**Problem description**
An exact copy of all the data below is required.

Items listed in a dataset
• • • • •

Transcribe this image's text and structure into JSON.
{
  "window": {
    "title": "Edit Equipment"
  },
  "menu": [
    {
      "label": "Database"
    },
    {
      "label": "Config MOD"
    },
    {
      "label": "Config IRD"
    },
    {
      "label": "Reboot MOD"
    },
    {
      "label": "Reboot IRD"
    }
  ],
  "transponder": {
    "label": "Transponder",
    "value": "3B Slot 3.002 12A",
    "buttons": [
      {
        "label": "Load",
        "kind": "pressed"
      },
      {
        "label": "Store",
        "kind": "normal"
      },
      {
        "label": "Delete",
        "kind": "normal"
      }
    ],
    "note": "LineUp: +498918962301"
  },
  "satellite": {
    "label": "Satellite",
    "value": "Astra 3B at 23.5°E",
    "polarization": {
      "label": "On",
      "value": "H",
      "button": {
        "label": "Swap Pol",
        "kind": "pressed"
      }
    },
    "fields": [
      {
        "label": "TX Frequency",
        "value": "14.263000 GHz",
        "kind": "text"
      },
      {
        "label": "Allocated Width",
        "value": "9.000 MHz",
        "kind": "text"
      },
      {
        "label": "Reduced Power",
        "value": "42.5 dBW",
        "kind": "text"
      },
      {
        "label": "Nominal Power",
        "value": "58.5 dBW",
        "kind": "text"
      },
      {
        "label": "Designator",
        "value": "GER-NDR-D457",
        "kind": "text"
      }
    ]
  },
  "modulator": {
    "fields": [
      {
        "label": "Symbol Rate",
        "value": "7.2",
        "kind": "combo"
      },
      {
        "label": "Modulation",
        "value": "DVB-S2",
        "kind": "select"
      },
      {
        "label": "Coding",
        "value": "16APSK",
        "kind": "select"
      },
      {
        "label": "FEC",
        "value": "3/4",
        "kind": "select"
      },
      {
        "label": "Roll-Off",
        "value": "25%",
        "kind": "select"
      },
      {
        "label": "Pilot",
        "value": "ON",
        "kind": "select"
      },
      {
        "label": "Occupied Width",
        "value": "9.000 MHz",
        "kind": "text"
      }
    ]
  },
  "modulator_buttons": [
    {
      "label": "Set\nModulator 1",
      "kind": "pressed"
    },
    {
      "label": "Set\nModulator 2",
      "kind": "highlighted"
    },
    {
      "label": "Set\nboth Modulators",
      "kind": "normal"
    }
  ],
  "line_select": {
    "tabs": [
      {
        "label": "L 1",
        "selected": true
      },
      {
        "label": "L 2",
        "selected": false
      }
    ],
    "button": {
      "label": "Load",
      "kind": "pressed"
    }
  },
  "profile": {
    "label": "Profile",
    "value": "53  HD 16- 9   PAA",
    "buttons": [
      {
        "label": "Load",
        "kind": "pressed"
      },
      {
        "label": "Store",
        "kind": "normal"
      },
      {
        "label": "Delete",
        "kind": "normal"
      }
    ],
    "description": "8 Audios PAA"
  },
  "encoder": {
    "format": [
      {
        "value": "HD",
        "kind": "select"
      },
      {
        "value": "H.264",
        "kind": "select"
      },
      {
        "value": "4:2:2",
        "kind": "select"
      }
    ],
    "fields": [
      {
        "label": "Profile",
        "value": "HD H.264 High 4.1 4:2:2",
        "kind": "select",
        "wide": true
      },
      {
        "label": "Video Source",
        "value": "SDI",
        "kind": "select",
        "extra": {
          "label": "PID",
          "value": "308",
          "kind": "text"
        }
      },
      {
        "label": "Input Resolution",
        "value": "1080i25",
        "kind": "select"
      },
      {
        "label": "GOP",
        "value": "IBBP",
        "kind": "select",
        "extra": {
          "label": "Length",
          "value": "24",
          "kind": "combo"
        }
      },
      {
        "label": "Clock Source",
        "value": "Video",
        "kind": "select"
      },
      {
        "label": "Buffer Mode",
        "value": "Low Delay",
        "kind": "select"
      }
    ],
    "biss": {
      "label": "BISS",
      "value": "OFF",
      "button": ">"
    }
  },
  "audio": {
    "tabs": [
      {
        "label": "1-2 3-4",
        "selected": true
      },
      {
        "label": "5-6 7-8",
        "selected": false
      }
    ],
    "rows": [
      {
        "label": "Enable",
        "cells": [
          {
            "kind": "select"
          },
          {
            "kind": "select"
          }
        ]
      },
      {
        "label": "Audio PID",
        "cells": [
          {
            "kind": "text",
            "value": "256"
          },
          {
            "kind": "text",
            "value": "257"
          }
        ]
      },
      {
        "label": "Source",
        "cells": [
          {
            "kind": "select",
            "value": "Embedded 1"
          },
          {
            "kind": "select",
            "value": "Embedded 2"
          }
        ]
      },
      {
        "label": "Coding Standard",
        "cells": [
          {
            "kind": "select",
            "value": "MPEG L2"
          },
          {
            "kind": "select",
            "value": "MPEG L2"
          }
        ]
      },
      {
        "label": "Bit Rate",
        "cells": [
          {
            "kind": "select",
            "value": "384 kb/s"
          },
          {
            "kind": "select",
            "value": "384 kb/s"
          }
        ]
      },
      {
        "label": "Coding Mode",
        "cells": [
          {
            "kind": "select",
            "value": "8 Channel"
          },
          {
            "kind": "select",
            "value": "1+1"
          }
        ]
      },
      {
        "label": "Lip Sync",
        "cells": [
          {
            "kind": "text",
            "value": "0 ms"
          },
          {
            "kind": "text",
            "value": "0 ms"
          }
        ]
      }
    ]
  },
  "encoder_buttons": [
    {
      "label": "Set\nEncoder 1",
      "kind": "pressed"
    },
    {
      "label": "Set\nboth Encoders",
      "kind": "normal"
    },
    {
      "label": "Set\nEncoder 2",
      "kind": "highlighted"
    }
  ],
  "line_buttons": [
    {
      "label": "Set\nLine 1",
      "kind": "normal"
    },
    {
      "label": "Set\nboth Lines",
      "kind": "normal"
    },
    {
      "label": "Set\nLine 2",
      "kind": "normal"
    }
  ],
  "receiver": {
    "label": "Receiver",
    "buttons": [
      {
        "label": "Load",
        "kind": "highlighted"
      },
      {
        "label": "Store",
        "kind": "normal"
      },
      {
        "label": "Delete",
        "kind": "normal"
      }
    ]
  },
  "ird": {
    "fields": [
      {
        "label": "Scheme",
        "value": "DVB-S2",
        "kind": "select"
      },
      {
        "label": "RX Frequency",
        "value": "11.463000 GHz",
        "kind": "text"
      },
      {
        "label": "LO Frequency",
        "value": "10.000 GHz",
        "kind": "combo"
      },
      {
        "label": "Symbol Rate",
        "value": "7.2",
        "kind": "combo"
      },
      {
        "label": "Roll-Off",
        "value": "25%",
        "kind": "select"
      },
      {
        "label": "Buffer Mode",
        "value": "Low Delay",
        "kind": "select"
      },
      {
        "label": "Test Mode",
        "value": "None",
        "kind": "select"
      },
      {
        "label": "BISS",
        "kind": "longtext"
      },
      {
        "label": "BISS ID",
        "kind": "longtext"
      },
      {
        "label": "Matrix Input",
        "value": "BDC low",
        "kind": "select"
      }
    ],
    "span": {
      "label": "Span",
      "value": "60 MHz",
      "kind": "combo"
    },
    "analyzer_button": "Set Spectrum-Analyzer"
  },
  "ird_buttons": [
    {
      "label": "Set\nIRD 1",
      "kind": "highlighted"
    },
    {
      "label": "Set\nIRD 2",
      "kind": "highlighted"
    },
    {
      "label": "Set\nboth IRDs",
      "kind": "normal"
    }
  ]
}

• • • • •

**Result of the exercise**
Transcribe this image's text and structure into JSON.
{
  "window": {
    "title": "Edit Equipment"
  },
  "menu": [
    {
      "label": "Database"
    },
    {
      "label": "Config MOD"
    },
    {
      "label": "Config IRD"
    },
    {
      "label": "Reboot MOD"
    },
    {
      "label": "Reboot IRD"
    }
  ],
  "transponder": {
    "label": "Transponder",
    "value": "3B Slot 3.002 12A",
    "buttons": [
      {
        "label": "Load",
        "kind": "pressed"
      },
      {
        "label": "Store",
        "kind": "normal"
      },
      {
        "label": "Delete",
        "kind": "normal"
      }
    ],
    "note": "LineUp: +498918962301"
  },
  "satellite": {
    "label": "Satellite",
    "value": "Astra 3B at 23.5°E",
    "polarization": {
      "label": "On",
      "value": "H",
      "button": {
        "label": "Swap Pol",
        "kind": "pressed"
      }
    },
    "fields": [
      {
        "label": "TX Frequency",
        "value": "14.263000 GHz",
        "kind": "text"
      },
      {
        "label": "Allocated Width",
        "value": "9.000 MHz",
        "kind": "text"
      },
      {
        "label": "Reduced Power",
        "value": "42.5 dBW",
        "kind": "text"
      },
      {
        "label": "Nominal Power",
        "value": "58.5 dBW",
        "kind": "text"
      },
      {
        "label": "Designator",
        "value": "GER-NDR-D457",
        "kind": "text"
      }
    ]
  },
  "modulator": {
    "fields": [
      {
        "label": "Symbol Rate",
        "value": "7.2",
        "kind": "combo"
      },
      {
        "label": "Modulation",
        "value": "DVB-S2",
        "kind": "select"
      },
      {
        "label": "Coding",
        "value": "16APSK",
        "kind": "select"
      },
      {
        "label": "FEC",
        "value": "3/4",
        "kind": "select"
      },
      {
        "label": "Roll-Off",
        "value": "25%",
        "kind": "select"
      },
      {
        "label": "Pilot",
        "value": "ON",
        "kind": "select"
      },
      {
        "label": "Occupied Width",
        "value": "9.000 MHz",
        "kind": "text"
      }
    ]
  },
  "modulator_buttons": [
    {
      "label": "Set\nModulator 1",
      "kind": "pressed"
    },
    {
      "label": "Set\nModulator 2",
      "kind": "highlighted"
    },
    {
      "label": "Set\nboth Modulators",
      "kind": "normal"
    }
  ],
  "line_select": {
    "tabs": [
      {
        "label": "L 1",
        "selected": true
      },
      {
        "label": "L 2",
        "selected": false
      }
    ],
    "button": {
      "label": "Load",
      "kind": "pressed"
    }
  },
  "profile": {
    "label": "Profile",
    "value": "53  HD 16- 9   PAA",
    "buttons": [
      {
        "label": "Load",
        "kind": "pressed"
      },
      {
        "label": "Store",
        "kind": "normal"
      },
      {
        "label": "Delete",
        "kind": "normal"
      }
    ],
    "description": "8 Audios PAA"
  },
  "encoder": {
    "format": [
      {
        "value": "HD",
        "kind": "select"
      },
      {
        "value": "H.264",
        "kind": "select"
      },
      {
        "value": "4:2:2",
        "kind": "select"
      }
    ],
    "fields": [
      {
        "label": "Profile",
        "value": "HD H.264 High 4.1 4:2:2",
        "kind": "select",
        "wide": true
      },
      {
        "label": "Video Source",
        "value": "SDI",
        "kind": "select",
        "extra": {
          "label": "PID",
          "value": "308",
          "kind": "text"
        }
      },
      {
        "label": "Input Resolution",
        "value": "1080i25",
        "kind": "select"
      },
      {
        "label": "GOP",
        "value": "IBBP",
        "kind": "select",
        "extra": {
          "label": "Length",
          "value": "24",
          "kind": "combo"
        }
      },
      {
        "label": "Clock Source",
        "value": "Video",
        "kind": "select"
      },
      {
        "label": "Buffer Mode",
        "value": "Low Delay",
        "kind": "select"
      }
    ],
    "biss": {
      "label": "BISS",
      "value": "OFF",
      "button": ">"
    }
  },
  "audio": {
    "tabs": [
      {
        "label": "1-2 3-4",
        "selected": true
      },
      {
        "label": "5-6 7-8",
        "selected": false
      }
    ],
    "rows": [
      {
        "label": "Enable",
        "cells": [
          {
            "kind": "select"
          },
          {
            "kind": "select"
          }
        ]
      },
      {
        "label": "Audio PID",
        "cells": [
          {
            "kind": "text",
            "value": "256"
          },
          {
            "kind": "text",
            "value": "257"
          }
        ]
      },
      {
        "label": "Source",
        "cells": [
          {
            "kind": "select",
            "value": "Embedded 1"
          },
          {
            "kind": "select",
            "value": "Embedded 2"
          }
        ]
      },
      {
        "label": "Coding Standard",
        "cells": [
          {
            "kind": "select",
            "value": "MPEG L2"
          },
          {
            "kind": "select",
            "value": "MPEG L2"
          }
        ]
      },
      {
        "label": "Bit Rate",
        "cells": [
          {
            "kind": "select",
            "value": "384 kb/s"
          },
          {
            "kind": "select",
            "value": "384 kb/s"
          }
        ]
      },
      {
        "label": "Coding Mode",
        "cells": [
          {
            "kind": "select",
            "value": "8 Channel"
          },
          {
            "kind": "select",
            "value": "1+1"
          }
        ]
      },
      {
        "label": "Lip Sync",
        "cells": [
          {
            "kind": "text",
            "value": "0 ms"
          },
          {
            "kind": "text",
            "value": "0 ms"
          }
        ]
      }
    ]
  },
  "encoder_buttons": [
    {
      "label": "Set\nEncoder 1",
      "kind": "pressed"
    },
    {
      "label": "Set\nboth Encoders",
      "kind": "normal"
    },
    {
      "label": "Set\nEncoder 2",
      "kind": "highlighted"
    }
  ],
  "line_buttons": [
    {
      "label": "Set\nLine 1",
      "kind": "normal"
    },
    {
      "label": "Set\nboth Lines",
      "kind": "normal"
    },
    {
      "label": "Set\nLine 2",
      "kind": "normal"
    }
  ],
  "receiver": {
    "label": "Receiver",
    "buttons": [
      {
        "label": "Load",
        "kind": "highlighted"
      },
      {
        "label": "Store",
        "kind": "normal"
      },
      {
        "label": "Delete",
        "kind": "normal"
      }
    ]
  },
  "ird": {
    "fields": [
      {
        "label": "Scheme",
        "value": "DVB-S2",
        "kind": "select"
      },
      {
        "label": "RX Frequency",
        "value": "11.463000 GHz",
        "kind": "text"
      },
      {
        "label": "LO Frequency",
        "value": "10.000 GHz",
        "kind": "combo"
      },
      {
        "label": "Symbol Rate",
        "value": "7.2",
        "kind": "combo"
      },
      {
        "label": "Roll-Off",
        "value": "25%",
        "kind": "select"
      },
      {
        "label": "Buffer Mode",
        "value": "Low Delay",
        "kind": "select"
      },
      {
        "label": "Test Mode",
        "value": "None",
        "kind": "select"
      },
      {
        "label": "BISS",
        "kind": "longtext"
      },
      {
        "label": "BISS ID",
        "kind": "longtext"
      },
      {
        "label": "Matrix Input",
        "value": "BDC low",
        "kind": "select"
      }
    ],
    "span": {
      "label": "Span",
      "value": "60 MHz",
      "kind": "combo"
    },
    "analyzer_button": "Set Spectrum-Analyzer"
  },
  "ird_buttons": [
    {
      "label": "Set\nIRD 1",
      "kind": "highlighted"
    },
    {
      "label": "Set\nIRD 2",
      "kind": "highlighted"
    },
    {
      "label": "Set\nboth IRDs",
      "kind": "normal"
    }
  ]
}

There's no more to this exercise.